Even though the program is called "AgLive," calls and e-mailed questions reflect urban and rural backgrounds. Frequent panelists include Extension specialists Cheryl Moore-Gough for horticulture, Dennis Cash and Perry Miller on agronomy, John Paterson on livestock issues, Nina Zidack and Mary Burrows on plant pathology, and Gary Brester on agricultural economics. Plus, each week a special guest is part of the panel. Guests have ranged from a mushroom expert to the governor of Montana.

Questions reveal the concerns of people new to Montana who have culture shock when trying to garden in a state that generally ranges from climatic zones 3 to 4, and those of people who have lived here for generations.

On a recent Sunday night, a Missoula caller wanted to know how to get a live oak tree to grow in Montana. (Answer: You can't. Select plants and trees that are hardy.) From Miles City, a caller says she has alkaline water and a problem with her lilacs. What should she do? (Prune the bushes to three feet tall, but understand that water with a high salt content will continue to cause drought-like symptoms.) What to do with an apple tree with fireblight? This is a frequent question, but one that Hayden asks Riesselman, knowing he has a short answer: "Smoke a pig with the dead wood." (For a less extreme answer, see an MSU Web story with Zidack at

The caller from Victor was concerned about box elder bugs (vacuum them up). The guy from Missoula wanted to know how to take care of ants and earwigs in his strawberry patch (traps for the earwigs, but if there is a major ant hill, move the strawberry plants). What about wind energy generation? (Contact MSU Extension Specialist Sara Hamlin (406) 582-5700.) From Havre, where can I get more information about the "natural beef" program (the Montana Department of Agriculture is still developing natural beef guidelines). From Bozeman: "I just chased 11 deer over into Hayden's yard. What can he do about them?" (a fence nine feet tall or a dog).

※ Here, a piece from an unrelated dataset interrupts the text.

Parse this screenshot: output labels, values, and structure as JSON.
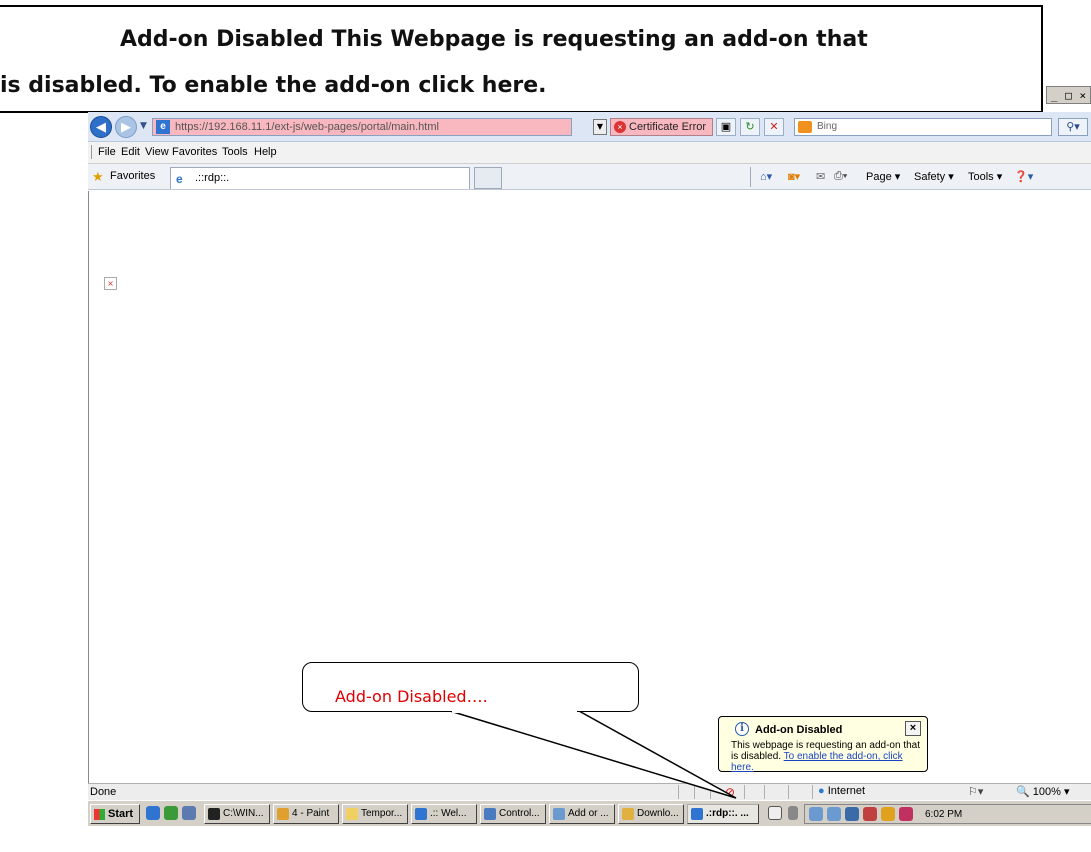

The questions go on, from night crawlers to wind-powered irrigation, how to measure timber before a sale to how to keep woodpeckers from pounding on cedar siding.

"Here's one from someone who's called twice," Hayden says on a Monday after the show. "It's underlined with exclamation points. That means they were angry."

Even when people get angry, Hayden says moderating is the easiest part of the show.

"I don't have to know anything," Hayden says. "They've been looking for 16 years for someone who knows less than I do, but they haven't found anyone so I still have the job."

Program producer Chris Seifert says she's not looking for anybody else to moderate; she doesn't want to face the angry calls she would get if she did.

"If Hayden isn't there, we get calls," says Seifert, who has produced the show since its fifth season.

"As I understand land grant universities, we are supposed to get information to folks and to gather information," Seifert says. "A MontGuide (factsheet) is great, but there is no reciprocal information. On AgLive, we hear what people are concerned about."

Even with volunteer panelists and telephone operators and students behind the cameras, "Montana AgLive" wouldn't be possible without contributions and sponsors, Riesselman said. Sponsors include the Montana Department of Agriculture, MSU Extension Service, Montana Agricultural Experiment Station, Montana Wheat and Barley Committee, the Montana Bankers Association and Gallatin Gardeners Club.

Contact: Jack Riesselman, Chris Seifert, Kris Fedro